Here in Seattle, we have a beleaguered men’s basketball coach whose Huskies have had a bottom-two finish in their conference in each of the past two years. We have a once-respectable program that hasn’t been able to find consistency from its man at the helm — whether it’s been Lorenzo Romar or Mike Hopkins.
It’s a struggle for the program. It’s a struggle for the fans. It’s a struggle for a city with a proud history of hoops.
And there’s the guy on the other side of the state.
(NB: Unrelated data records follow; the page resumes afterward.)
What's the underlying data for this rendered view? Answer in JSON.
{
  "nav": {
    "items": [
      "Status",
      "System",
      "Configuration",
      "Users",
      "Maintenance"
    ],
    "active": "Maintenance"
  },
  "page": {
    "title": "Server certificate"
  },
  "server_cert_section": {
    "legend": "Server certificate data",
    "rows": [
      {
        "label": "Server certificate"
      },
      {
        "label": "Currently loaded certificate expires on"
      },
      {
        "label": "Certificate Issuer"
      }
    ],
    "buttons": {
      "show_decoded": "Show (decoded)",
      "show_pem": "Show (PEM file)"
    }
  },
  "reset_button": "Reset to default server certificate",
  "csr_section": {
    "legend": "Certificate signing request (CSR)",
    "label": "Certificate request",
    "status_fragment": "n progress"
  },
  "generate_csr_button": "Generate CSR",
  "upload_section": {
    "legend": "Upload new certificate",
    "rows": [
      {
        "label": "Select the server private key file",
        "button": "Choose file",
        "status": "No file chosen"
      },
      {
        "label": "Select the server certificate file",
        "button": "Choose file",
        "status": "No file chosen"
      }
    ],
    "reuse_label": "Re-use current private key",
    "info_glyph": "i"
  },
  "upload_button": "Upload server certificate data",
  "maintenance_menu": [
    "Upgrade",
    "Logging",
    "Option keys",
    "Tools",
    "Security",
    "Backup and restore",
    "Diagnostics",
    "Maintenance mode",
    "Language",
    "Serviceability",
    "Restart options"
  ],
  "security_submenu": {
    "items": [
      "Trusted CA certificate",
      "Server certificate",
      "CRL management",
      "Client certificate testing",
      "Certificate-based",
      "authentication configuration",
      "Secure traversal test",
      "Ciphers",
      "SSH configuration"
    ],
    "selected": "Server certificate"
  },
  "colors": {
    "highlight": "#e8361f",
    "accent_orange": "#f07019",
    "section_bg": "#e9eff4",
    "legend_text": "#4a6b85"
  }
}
No struggles there at all.
If you’re looking for a model of both growth and consistency, it’s Gonzaga men’s hoops coach Mark Few. If you’re looking for someone who can slay Goliaths as David and Davids as Goliath, it’s the main man from Spokane.
Since taking over as coach in 1999, Few has transformed the Zags from mid-major Cinderella to national powerhouse — and now has the chance to do something that hasn’t been done in 45 years: finish a college basketball season undefeated.
If there has been one knock against Gonzaga — and it’s pretty hard to find any at this point — it’s that it has never been able to win a national title. It has been a No. 1 seed four times (including this season), a No. 2 seed three times and the No. 1 ranked team in college hoops on multiple occasions. But in terms of cutting down nets on a Monday night in April, it just hasn’t happened.
This, some would argue, is what keeps the Zags (26-0) from being put in the same tier as other elite programs such as Duke, North Carolina, Kansas or Kentucky in terms of accomplishments since the turn of the century. Their regular-season achievements — particularly over the past few years — are on par, but they just haven’t boogied as well in the Dance.
Not that they’ve completely faltered in the tournament. They’ve done anything but. In their past five appearances the Zags have reached the Sweet 16 four times, the Elite Eight twice and the championship game once. The ultimate prize has eluded the Zags, though. But maybe it’s for good reason. Maybe the most fitting culmination for Few’s development of this program is in the form of an undefeated season.
Few didn’t invent Gonzaga hoops as we know it, but he did take the baton about five meters after the gun. The Zags first got on the national radar when they reached the Elite Eight as a 10 seed in 1999 under Dan Monson, but they have been Few’s baby ever since.
For his first two years, it was more of the same — going to the Sweet 16 as a 10 seed and then as a 12 seed. A few years later, it was them blossoming into a national power, with Gonzaga earning a two seed in ’04 and a three seed in ’05 and ’06.
Major tournament success didn’t ensue, but consistency did. In fact, this year marks the 21st season in a row the Zags made the NCAA tournament. The Zags have also had five first-round NBA draft picks since 2012 (four in the lottery), and are expected to get a commitment from Chet Holmgren, the consensus No. 1 recruit in the country for 2021.
A few years ago, I remember asking Cameron Dollar, the Seattle U men’s hoops coach at the time, what he hoped the Redhawks’ program could look like one day. The first answer out of his mouth was Gonzaga, but he instantly took that back, realizing that was likely a pipe dream. As much as the Zags may seem like the blueprint for other mid-majors, nobody has been able to imitate Few’s success.
So what is the key to all this success? ESPN’s Max Kellerman asked Few that Wednesday.
“I’d say the biggest thing is just continuity. I’ve had the same athletic director (Mike Roth) the entire time I’ve been at Gonzaga. He’s been a partner with me through this time,” Few said. “My staff has changed over a little bit but stayed relatively the same. And then just an overall cooperative effort of growth — never being happy with where we’re at, and the school and everybody’s been involved with that, all the way up to the trustees, and heck, the community.”
Few is not one to give himself credit, but he deserves it. Gonzaga’s growth from where it started to where it is now has been historic.
So if the Zags — favored by Vegas to win it all — do finally grab that first national title, they might as well do it in historic fashion.